“He cut them down in droves–the corpse fires burned on, night and day, no end in sight.” – The Illiad -Homer (Robert Fagles translation).
In 2017, for a powerpoint presentation on the opioid epidemic, I made a slide that showed a graph of annual nationwide fatal ODs (about 15,000) from when I started as a paramedic in Hartford in 1995 to 2016, when the number had reached 65,000 a year. I put a picture of myself at each stage. Now four years later the annual death toll has reached 100,000.
I went from being a medic who told my patients to just say no to drugs or they would end up dead or in jail to being an advocate for harm reduction (community naloxone, needle exchange, safe consumption sites) to now being adamant that the only way out of this is to end the war on drugs through decriminalization and regulation of a safe medicinal supply of opioids. Clearly what we have been doing is not working and the problem continues to get worse.
Nearly everyone recognizes that this is a public health crisis and that addiction is a medical disease. Law enforcement officials even routinely say, “We can’t arrest ourselves of of this problem.”

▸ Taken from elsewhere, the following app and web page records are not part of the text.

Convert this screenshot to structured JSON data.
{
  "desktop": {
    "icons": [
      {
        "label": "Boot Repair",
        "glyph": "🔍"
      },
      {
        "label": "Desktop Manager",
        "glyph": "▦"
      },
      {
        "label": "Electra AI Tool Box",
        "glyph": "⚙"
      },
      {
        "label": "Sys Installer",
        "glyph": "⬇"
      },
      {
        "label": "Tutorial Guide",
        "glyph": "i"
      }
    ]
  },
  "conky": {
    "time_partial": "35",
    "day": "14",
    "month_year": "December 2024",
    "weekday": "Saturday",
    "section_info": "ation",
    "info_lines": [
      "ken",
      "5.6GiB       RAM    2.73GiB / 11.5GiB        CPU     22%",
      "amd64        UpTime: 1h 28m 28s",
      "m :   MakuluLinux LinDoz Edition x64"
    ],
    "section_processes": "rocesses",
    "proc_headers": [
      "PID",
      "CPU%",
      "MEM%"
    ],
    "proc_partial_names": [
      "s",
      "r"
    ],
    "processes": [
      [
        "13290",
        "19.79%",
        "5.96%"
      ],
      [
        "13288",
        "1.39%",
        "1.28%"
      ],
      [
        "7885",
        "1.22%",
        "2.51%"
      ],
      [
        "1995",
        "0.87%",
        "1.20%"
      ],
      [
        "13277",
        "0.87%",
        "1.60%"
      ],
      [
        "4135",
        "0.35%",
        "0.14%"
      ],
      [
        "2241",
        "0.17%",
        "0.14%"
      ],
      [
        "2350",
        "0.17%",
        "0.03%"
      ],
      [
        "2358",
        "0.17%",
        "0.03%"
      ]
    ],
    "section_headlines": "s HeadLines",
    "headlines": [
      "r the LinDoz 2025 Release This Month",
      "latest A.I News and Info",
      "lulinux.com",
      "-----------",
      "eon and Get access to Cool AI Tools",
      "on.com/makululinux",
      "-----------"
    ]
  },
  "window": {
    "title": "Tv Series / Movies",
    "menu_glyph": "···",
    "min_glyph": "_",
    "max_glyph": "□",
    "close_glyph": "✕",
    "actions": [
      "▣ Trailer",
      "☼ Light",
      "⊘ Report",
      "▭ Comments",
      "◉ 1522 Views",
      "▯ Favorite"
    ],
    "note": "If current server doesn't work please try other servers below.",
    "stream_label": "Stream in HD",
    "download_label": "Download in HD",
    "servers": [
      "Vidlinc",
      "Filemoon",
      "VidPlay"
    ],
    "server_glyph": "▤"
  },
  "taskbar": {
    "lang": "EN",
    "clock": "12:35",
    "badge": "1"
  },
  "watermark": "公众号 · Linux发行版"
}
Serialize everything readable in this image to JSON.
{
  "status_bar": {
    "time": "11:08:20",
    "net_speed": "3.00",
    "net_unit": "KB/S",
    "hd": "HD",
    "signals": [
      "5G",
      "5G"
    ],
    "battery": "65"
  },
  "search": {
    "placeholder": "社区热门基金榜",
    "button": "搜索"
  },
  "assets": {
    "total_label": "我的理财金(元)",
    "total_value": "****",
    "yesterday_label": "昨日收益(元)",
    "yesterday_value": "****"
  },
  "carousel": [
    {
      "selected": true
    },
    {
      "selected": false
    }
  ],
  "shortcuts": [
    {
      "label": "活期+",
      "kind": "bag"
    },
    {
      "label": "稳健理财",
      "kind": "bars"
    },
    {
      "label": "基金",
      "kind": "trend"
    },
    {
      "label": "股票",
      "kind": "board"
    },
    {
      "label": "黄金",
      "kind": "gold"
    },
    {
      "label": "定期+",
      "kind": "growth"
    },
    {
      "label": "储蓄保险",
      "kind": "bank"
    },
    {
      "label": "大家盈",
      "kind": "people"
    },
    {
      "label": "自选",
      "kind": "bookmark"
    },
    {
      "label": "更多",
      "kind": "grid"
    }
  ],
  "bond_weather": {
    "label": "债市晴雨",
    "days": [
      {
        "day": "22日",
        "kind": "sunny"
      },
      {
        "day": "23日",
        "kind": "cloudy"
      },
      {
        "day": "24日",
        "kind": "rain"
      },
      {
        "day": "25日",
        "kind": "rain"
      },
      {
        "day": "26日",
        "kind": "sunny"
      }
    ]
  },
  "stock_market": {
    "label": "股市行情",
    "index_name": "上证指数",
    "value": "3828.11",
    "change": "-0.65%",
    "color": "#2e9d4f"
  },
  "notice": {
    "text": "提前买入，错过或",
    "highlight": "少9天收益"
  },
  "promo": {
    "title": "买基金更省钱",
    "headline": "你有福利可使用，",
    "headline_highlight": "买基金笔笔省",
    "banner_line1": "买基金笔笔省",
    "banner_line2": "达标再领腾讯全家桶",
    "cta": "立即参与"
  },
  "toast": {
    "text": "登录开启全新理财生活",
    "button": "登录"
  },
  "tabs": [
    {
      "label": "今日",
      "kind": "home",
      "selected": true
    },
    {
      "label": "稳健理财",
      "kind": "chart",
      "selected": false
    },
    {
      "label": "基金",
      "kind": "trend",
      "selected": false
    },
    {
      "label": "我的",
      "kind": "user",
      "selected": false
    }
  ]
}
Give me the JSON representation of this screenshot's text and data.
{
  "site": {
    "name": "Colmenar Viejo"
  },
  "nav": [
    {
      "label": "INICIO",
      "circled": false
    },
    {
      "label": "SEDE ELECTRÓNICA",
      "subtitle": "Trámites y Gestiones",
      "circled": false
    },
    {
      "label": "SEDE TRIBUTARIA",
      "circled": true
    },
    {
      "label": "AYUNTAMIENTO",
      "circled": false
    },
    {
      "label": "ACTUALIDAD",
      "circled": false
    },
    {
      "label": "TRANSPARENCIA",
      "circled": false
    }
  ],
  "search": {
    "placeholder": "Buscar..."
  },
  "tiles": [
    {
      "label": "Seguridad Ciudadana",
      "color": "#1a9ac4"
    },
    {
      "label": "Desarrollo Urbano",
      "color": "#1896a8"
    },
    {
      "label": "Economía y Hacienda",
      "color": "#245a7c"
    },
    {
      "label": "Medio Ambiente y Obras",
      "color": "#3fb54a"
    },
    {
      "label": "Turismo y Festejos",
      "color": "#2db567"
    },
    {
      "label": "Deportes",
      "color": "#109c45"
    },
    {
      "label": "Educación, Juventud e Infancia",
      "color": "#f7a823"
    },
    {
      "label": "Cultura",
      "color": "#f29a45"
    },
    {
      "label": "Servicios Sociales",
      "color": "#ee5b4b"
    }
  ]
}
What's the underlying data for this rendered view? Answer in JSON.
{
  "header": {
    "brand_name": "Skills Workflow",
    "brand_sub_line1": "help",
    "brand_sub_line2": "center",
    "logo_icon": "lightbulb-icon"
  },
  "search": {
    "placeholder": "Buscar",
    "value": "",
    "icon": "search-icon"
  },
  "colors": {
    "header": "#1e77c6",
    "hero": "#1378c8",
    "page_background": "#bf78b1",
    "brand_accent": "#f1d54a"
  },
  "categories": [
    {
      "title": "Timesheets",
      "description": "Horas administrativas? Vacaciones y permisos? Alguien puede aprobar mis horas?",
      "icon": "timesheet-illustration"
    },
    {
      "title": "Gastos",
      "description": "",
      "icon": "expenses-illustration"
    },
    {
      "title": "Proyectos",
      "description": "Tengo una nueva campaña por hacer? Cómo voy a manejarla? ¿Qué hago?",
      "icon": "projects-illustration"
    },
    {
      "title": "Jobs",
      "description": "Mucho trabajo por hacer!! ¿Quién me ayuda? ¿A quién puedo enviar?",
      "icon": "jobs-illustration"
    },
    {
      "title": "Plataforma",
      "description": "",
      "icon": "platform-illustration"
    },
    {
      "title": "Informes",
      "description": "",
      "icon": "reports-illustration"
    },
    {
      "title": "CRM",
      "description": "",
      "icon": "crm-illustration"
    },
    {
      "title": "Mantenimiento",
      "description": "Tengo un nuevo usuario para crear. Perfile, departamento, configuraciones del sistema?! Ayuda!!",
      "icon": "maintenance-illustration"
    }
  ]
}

Yet, we force people to obtain their drugs from dealers who sell an unregulated toxic product where the user can never be sure of the dose, or even what chemicals are in the product. Stigma and law chase users into the shadows where they use alone and they die poisoned by our failed drug policy.
I stand over them, running my six second strip of asystole and calling the time.
No end in sight.